- Freeport murder suspect Damon Dixson taken into custody in Rockford
- Local gas station employee arrested for selling liquor to minor
- Renewable Fuel Standard delay ‘a mixed blessing,’ Bustos says
- Rockford delegation presents inaugural ‘Rockford Award’ to Norwegian Air
- Education in Illinois making slow progress, according to report
- Illinois GOP Congressional delegation: Obama’s immigration plan undermines rule of law
- Suspect, 17, charged in Halloween hit-and-run in Roscoe
- Saint Anthony College of Nursing president to retire
- Man found guilty in deadly August 2013 crash at Mulford and Garrett Lane
- ‘The Price is Right Live!’ at Coronado March 1; tickets on sale Nov. 21
To the Editor: Small business economic backbone of rural Illinois
For Illinois’ rural cities and small towns to contribute fully to the nation’s economic recovery, we must enable small, main street businesses to build a better future for themselves, their community, state and nation.

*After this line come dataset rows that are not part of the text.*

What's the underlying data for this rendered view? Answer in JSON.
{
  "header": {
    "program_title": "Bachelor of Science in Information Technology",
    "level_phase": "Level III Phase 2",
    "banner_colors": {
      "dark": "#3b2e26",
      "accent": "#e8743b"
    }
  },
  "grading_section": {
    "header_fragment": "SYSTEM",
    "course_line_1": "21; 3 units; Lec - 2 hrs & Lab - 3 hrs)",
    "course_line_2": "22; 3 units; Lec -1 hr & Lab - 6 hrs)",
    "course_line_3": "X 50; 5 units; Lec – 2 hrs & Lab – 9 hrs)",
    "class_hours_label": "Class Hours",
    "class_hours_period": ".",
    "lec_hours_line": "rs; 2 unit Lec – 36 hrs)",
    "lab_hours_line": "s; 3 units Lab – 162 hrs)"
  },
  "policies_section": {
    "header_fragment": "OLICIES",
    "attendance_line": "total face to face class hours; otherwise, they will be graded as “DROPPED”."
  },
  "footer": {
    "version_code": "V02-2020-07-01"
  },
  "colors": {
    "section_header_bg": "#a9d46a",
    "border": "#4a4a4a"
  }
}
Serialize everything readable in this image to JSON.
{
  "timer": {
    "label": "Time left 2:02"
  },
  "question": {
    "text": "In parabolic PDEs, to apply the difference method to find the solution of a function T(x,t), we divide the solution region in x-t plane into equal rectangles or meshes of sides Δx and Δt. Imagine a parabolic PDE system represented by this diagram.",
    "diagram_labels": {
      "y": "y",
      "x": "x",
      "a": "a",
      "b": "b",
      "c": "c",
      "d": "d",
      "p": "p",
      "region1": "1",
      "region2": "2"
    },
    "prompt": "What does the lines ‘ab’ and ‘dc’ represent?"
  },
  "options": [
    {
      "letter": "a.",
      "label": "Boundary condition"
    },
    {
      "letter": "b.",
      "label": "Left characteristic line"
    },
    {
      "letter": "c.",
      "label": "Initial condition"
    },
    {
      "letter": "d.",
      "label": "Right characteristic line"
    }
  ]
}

Representative Ron Kind (D-Wis.) and Representative Wally Herger (R-Calif.) have introduced legislation to do just that. Their Rural Microbusiness Investment Credit Act (H.R. 5990) is the first federal tax credit designed to meet the needs of small business in rural areas. It would provide a 35 percent tax credit—up to $10,000—to start or expand owner-operated businesses with five or fewer employees.
In rural America, creating your own job is a way of life. During recession, the reluctance of large businesses to add workers makes small businesses and self-employment even more important. During the 2000-2003 recession, microenterprise employment in Illinois grew by 10 percent, while larger firms were still shedding jobs. Microenterprise led the economy out of recession. It can happen again, but entrepreneurs need and deserve the support of federal policy as much as larger businesses.
The rural micro tax credit is tailor made to encourage microenterprise investment during recession. Qualifying businesses could receive refunds on prior year returns if they are not making enough in the current year to owe taxes, which is critical during tough times, or during startup, when most are lucky to break even. A refund of prior years’ taxes is an investment incentive that works in good years and bad, for new or established businesses.
Center for Rural Affairs